In her analysis of Morrison's five novels - Beloved, The Bluest Eye, Song of Solomon, Sula, and Tar Baby - Rigney defines a black feminine/feminist aesthetic. The many qvoicesq of Toni Morrison, Rigney argues, are manifested in her radical use of language, her reformulations of self and identity, her reinterpretations of history as both fact and mythology, and her images of female desire. As Rigney describes Morrison's texts, they are characterized by deliberate and meaningful silences, by the movement beyond language into music, and by representations of magic realism and the conjure world. While Morrison's fictions disrupt traditional chronologies and diffuse linearity, they also bear historical witness to the realities and brutalities of slavery, reconstruction, depression, and war - and thus, Rigney documents, they are always profoundly political. Rigney's study, like Morrison's novels, transcends traditional interpretations, maps new territory for postmodern fictions, and cultivates a commonground for, a discourse on theory, race, and gender.... at the time of the telling, nor do its aquot;nightshade and blackberry patches, aquot; nor the beech trees, nor Irenea#39;s Palace of Cosmetology, ... Little, but her recognition of the aquot;closed place in the wateraquot; where he has disappeared, the aquot;something newly missingaquot; (52). ... Shadrack, too, is defined by negation: aquot;with no past, no language , no tribe, no source, no address book, no comb, no Breaking the Back of Words 23.

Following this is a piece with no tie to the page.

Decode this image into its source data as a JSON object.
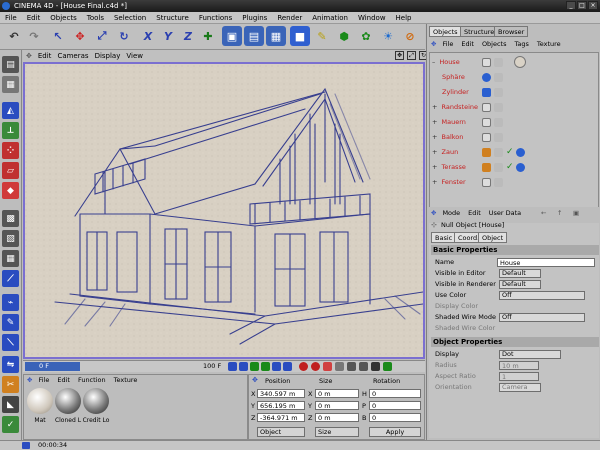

|Title||:||The voices of Toni Morrison|
|Author||:||Barbara Hill Rigney|
|Publisher||:||Ohio State Univ Pr - 1991|